A montage of images of Jupiter and its volcanic moon Io, taken by New Horizons during the spacecraft's Jupiter flyby in early 2007. The Jupiter image is an infrared color composite taken by the spacecraft's near-infrared imaging spectrometer, the Linear Etalon Imaging Spectral Array (LEISA). The prominent bluish-white oval is the Great Red Spot. The Io image (featuring a major eruption in progress on Io's night side, of the volcano Tvashtar) is an approximately true-color composite taken by the panchromatic Long-Range Reconnaissance Imager (LORRI), with color information provided by the 0.5 µm ("blue") and 0.9 µm ("methane") channels of the Multispectral Visible Imaging Camera (MVIC).
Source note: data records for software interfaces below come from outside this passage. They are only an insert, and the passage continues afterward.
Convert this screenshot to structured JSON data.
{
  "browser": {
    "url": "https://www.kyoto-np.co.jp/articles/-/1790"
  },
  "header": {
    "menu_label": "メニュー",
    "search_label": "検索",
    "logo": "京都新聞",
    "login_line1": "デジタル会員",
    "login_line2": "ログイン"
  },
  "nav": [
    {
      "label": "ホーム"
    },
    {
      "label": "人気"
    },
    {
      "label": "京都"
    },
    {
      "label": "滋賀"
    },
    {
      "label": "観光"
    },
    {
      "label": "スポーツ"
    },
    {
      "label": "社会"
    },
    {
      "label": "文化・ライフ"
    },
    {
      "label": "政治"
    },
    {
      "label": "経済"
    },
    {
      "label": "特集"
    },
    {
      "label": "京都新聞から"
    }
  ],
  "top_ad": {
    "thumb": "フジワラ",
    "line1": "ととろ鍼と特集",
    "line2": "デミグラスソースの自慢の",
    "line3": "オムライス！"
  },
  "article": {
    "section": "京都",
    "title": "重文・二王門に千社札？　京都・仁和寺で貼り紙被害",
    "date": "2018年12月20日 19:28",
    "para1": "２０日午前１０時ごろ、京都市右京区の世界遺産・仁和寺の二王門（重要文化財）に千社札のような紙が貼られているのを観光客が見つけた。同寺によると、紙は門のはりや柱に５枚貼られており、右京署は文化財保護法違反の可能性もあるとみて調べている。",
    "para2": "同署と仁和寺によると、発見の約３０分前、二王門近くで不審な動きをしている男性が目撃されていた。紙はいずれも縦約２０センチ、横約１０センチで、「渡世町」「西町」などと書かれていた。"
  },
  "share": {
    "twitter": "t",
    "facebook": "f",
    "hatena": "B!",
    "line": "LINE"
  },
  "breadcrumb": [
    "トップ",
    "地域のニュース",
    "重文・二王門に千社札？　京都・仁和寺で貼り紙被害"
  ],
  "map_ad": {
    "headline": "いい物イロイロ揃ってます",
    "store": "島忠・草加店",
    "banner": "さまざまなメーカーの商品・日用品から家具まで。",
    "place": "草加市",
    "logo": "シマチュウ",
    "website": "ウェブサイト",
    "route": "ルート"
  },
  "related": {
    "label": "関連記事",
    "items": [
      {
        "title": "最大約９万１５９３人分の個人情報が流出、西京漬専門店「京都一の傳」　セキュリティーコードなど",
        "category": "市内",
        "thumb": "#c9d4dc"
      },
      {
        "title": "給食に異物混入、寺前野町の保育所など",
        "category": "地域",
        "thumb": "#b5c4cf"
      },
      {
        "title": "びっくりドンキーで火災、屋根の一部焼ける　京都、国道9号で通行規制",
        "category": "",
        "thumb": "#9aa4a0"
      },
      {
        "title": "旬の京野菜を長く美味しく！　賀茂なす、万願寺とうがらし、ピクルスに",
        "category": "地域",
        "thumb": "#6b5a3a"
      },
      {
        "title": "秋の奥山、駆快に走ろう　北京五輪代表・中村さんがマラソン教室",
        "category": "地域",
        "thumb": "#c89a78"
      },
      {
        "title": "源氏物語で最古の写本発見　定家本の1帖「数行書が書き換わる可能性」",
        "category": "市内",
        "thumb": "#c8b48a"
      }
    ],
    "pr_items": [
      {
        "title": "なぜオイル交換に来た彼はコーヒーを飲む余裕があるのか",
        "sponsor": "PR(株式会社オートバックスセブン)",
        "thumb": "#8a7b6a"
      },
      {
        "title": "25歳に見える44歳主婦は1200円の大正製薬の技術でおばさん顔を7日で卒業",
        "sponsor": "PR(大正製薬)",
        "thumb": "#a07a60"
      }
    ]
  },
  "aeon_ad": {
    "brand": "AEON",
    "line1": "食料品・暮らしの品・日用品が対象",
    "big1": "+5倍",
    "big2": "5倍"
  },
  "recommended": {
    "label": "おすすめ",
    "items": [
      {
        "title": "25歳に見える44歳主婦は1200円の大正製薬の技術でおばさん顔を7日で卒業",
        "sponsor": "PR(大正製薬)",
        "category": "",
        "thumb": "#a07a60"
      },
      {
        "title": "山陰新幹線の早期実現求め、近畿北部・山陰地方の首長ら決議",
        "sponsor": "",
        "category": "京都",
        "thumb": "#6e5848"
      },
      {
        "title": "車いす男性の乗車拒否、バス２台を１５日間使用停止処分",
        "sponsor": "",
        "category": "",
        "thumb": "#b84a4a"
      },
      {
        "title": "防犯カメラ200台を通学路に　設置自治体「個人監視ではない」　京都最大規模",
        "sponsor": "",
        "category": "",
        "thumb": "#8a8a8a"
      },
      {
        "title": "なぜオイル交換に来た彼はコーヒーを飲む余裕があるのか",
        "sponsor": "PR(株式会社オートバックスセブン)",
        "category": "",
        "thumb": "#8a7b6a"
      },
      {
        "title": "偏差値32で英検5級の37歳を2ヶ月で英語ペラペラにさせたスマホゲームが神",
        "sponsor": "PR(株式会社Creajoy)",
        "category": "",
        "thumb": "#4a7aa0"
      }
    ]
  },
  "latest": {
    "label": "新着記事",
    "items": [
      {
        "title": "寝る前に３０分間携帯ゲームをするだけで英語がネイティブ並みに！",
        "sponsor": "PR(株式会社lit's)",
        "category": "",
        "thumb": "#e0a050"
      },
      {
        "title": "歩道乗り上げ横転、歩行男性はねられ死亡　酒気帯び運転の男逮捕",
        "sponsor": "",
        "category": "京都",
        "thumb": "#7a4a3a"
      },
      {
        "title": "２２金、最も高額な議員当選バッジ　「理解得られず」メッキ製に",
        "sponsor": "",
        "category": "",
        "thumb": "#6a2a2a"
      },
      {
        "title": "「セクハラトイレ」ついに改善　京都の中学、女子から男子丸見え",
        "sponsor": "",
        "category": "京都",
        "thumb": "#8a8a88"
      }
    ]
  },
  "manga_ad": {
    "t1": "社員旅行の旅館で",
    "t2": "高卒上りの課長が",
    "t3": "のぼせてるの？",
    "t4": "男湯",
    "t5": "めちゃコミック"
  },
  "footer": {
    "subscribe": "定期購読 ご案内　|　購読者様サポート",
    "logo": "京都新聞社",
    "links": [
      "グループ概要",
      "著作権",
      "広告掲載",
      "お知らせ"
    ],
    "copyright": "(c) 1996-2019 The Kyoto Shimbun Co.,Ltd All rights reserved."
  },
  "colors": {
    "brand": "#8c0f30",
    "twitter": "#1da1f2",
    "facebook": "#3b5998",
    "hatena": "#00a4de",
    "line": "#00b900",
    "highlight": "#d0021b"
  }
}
With its JunoCam citizen science instrument, NASA's Juno spacecraft captured this close-up view of the turbulent region just west of the Great Red Spot in the South Equatorial Belt, when the spacecraft was a mere 5,400 miles above Jupiter's cloudtops, on Dec. 11, 2016. Citizen scientist Sergey Dushkin produced the color processing.
A false-color image of Jupiter, taken with a mid-infrared filter at the Subaru Telescope in Hawaii on May 18, 2017. The Great Red Spot appears as a cold region bounded on its northwest by turbulent bands of gas that alternate warm and dry with cold and moist.
Following the Jupiter flyby, NASA released several images that had been taken by the JunoCam - low-resolution imagery processed by the public. This enhanced photo of the Great Red Spot was created by Roman Tkachenko.
A closeup of the Great Red Spot processed by Roman Tkachenko.
A detail of the Great Red Spot enhanced by Seán Doran.
This enhanced-color image of the Great Red Spot was created by citizen scientist Gerald Eichstädt using data from the JunoCam imager. The image was taken as Juno was about 6,130 miles above the planet's cloud layer.
For more info:
Juno Mission (NASA/JPL)